### To do
Below is some data; print it all back exactly.

Data about app and page elements

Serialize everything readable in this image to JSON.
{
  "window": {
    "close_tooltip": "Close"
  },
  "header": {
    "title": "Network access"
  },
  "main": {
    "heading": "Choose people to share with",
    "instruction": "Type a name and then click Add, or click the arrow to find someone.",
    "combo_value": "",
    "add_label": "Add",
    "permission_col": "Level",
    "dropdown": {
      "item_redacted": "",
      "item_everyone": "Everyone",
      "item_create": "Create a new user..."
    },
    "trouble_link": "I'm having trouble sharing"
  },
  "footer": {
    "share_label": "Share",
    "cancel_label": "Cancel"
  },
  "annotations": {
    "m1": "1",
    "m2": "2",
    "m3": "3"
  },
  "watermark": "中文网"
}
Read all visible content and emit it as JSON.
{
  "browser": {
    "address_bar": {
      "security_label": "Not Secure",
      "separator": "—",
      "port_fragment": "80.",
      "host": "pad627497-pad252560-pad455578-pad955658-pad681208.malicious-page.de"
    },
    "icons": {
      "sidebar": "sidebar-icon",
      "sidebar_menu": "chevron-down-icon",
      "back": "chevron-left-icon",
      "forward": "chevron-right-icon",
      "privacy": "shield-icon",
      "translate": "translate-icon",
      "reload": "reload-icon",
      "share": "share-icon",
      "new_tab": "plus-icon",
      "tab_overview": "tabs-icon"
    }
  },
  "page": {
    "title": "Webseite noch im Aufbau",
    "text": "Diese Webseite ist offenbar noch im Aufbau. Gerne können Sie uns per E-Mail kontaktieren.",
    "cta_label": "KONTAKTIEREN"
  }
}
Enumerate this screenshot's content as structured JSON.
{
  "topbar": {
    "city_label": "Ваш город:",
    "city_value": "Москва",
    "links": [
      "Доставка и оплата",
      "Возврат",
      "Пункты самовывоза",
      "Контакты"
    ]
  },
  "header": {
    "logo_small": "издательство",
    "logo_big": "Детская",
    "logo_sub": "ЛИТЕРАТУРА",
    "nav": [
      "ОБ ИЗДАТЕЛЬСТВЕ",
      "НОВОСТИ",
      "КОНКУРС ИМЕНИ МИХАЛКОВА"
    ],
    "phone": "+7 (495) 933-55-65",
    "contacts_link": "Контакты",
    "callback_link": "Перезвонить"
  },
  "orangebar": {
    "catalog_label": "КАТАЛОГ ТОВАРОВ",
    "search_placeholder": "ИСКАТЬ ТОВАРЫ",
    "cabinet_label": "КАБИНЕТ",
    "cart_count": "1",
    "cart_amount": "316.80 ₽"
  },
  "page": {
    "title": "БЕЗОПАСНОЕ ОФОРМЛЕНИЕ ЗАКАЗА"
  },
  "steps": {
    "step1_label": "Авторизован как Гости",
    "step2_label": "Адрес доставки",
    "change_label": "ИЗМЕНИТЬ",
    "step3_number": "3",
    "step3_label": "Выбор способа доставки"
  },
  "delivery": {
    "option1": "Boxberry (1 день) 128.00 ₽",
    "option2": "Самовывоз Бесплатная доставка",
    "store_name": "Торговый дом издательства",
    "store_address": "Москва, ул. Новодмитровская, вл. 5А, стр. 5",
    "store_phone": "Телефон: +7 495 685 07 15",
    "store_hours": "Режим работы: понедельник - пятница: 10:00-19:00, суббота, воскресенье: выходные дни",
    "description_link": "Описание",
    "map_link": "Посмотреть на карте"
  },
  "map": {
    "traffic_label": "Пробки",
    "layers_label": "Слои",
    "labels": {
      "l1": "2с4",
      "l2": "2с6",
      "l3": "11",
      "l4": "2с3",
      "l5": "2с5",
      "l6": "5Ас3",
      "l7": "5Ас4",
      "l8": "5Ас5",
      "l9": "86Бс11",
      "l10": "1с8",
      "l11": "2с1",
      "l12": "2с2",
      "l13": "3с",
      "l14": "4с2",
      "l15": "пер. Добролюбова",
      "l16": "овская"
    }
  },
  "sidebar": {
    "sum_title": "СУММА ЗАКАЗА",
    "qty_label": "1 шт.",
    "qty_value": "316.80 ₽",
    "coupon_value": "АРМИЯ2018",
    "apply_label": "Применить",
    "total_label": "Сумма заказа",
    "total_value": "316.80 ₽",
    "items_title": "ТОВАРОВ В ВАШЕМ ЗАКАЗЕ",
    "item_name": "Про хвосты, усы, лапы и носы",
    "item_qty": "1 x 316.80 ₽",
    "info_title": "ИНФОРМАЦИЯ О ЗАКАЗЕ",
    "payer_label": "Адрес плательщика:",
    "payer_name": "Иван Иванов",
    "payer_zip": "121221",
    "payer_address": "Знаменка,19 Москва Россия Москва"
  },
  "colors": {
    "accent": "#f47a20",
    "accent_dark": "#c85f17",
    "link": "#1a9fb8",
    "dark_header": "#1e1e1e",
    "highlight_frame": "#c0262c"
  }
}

### Exercise solution
Serialize everything readable in this image to JSON.
{
  "window": {
    "close_tooltip": "Close"
  },
  "header": {
    "title": "Network access"
  },
  "main": {
    "heading": "Choose people to share with",
    "instruction": "Type a name and then click Add, or click the arrow to find someone.",
    "combo_value": "",
    "add_label": "Add",
    "permission_col": "Level",
    "dropdown": {
      "item_redacted": "",
      "item_everyone": "Everyone",
      "item_create": "Create a new user..."
    },
    "trouble_link": "I'm having trouble sharing"
  },
  "footer": {
    "share_label": "Share",
    "cancel_label": "Cancel"
  },
  "annotations": {
    "m1": "1",
    "m2": "2",
    "m3": "3"
  },
  "watermark": "中文网"
}
Read all visible content and emit it as JSON.
{
  "browser": {
    "address_bar": {
      "security_label": "Not Secure",
      "separator": "—",
      "port_fragment": "80.",
      "host": "pad627497-pad252560-pad455578-pad955658-pad681208.malicious-page.de"
    },
    "icons": {
      "sidebar": "sidebar-icon",
      "sidebar_menu": "chevron-down-icon",
      "back": "chevron-left-icon",
      "forward": "chevron-right-icon",
      "privacy": "shield-icon",
      "translate": "translate-icon",
      "reload": "reload-icon",
      "share": "share-icon",
      "new_tab": "plus-icon",
      "tab_overview": "tabs-icon"
    }
  },
  "page": {
    "title": "Webseite noch im Aufbau",
    "text": "Diese Webseite ist offenbar noch im Aufbau. Gerne können Sie uns per E-Mail kontaktieren.",
    "cta_label": "KONTAKTIEREN"
  }
}
Enumerate this screenshot's content as structured JSON.
{
  "topbar": {
    "city_label": "Ваш город:",
    "city_value": "Москва",
    "links": [
      "Доставка и оплата",
      "Возврат",
      "Пункты самовывоза",
      "Контакты"
    ]
  },
  "header": {
    "logo_small": "издательство",
    "logo_big": "Детская",
    "logo_sub": "ЛИТЕРАТУРА",
    "nav": [
      "ОБ ИЗДАТЕЛЬСТВЕ",
      "НОВОСТИ",
      "КОНКУРС ИМЕНИ МИХАЛКОВА"
    ],
    "phone": "+7 (495) 933-55-65",
    "contacts_link": "Контакты",
    "callback_link": "Перезвонить"
  },
  "orangebar": {
    "catalog_label": "КАТАЛОГ ТОВАРОВ",
    "search_placeholder": "ИСКАТЬ ТОВАРЫ",
    "cabinet_label": "КАБИНЕТ",
    "cart_count": "1",
    "cart_amount": "316.80 ₽"
  },
  "page": {
    "title": "БЕЗОПАСНОЕ ОФОРМЛЕНИЕ ЗАКАЗА"
  },
  "steps": {
    "step1_label": "Авторизован как Гости",
    "step2_label": "Адрес доставки",
    "change_label": "ИЗМЕНИТЬ",
    "step3_number": "3",
    "step3_label": "Выбор способа доставки"
  },
  "delivery": {
    "option1": "Boxberry (1 день) 128.00 ₽",
    "option2": "Самовывоз Бесплатная доставка",
    "store_name": "Торговый дом издательства",
    "store_address": "Москва, ул. Новодмитровская, вл. 5А, стр. 5",
    "store_phone": "Телефон: +7 495 685 07 15",
    "store_hours": "Режим работы: понедельник - пятница: 10:00-19:00, суббота, воскресенье: выходные дни",
    "description_link": "Описание",
    "map_link": "Посмотреть на карте"
  },
  "map": {
    "traffic_label": "Пробки",
    "layers_label": "Слои",
    "labels": {
      "l1": "2с4",
      "l2": "2с6",
      "l3": "11",
      "l4": "2с3",
      "l5": "2с5",
      "l6": "5Ас3",
      "l7": "5Ас4",
      "l8": "5Ас5",
      "l9": "86Бс11",
      "l10": "1с8",
      "l11": "2с1",
      "l12": "2с2",
      "l13": "3с",
      "l14": "4с2",
      "l15": "пер. Добролюбова",
      "l16": "овская"
    }
  },
  "sidebar": {
    "sum_title": "СУММА ЗАКАЗА",
    "qty_label": "1 шт.",
    "qty_value": "316.80 ₽",
    "coupon_value": "АРМИЯ2018",
    "apply_label": "Применить",
    "total_label": "Сумма заказа",
    "total_value": "316.80 ₽",
    "items_title": "ТОВАРОВ В ВАШЕМ ЗАКАЗЕ",
    "item_name": "Про хвосты, усы, лапы и носы",
    "item_qty": "1 x 316.80 ₽",
    "info_title": "ИНФОРМАЦИЯ О ЗАКАЗЕ",
    "payer_label": "Адрес плательщика:",
    "payer_name": "Иван Иванов",
    "payer_zip": "121221",
    "payer_address": "Знаменка,19 Москва Россия Москва"
  },
  "colors": {
    "accent": "#f47a20",
    "accent_dark": "#c85f17",
    "link": "#1a9fb8",
    "dark_header": "#1e1e1e",
    "highlight_frame": "#c0262c"
  }
}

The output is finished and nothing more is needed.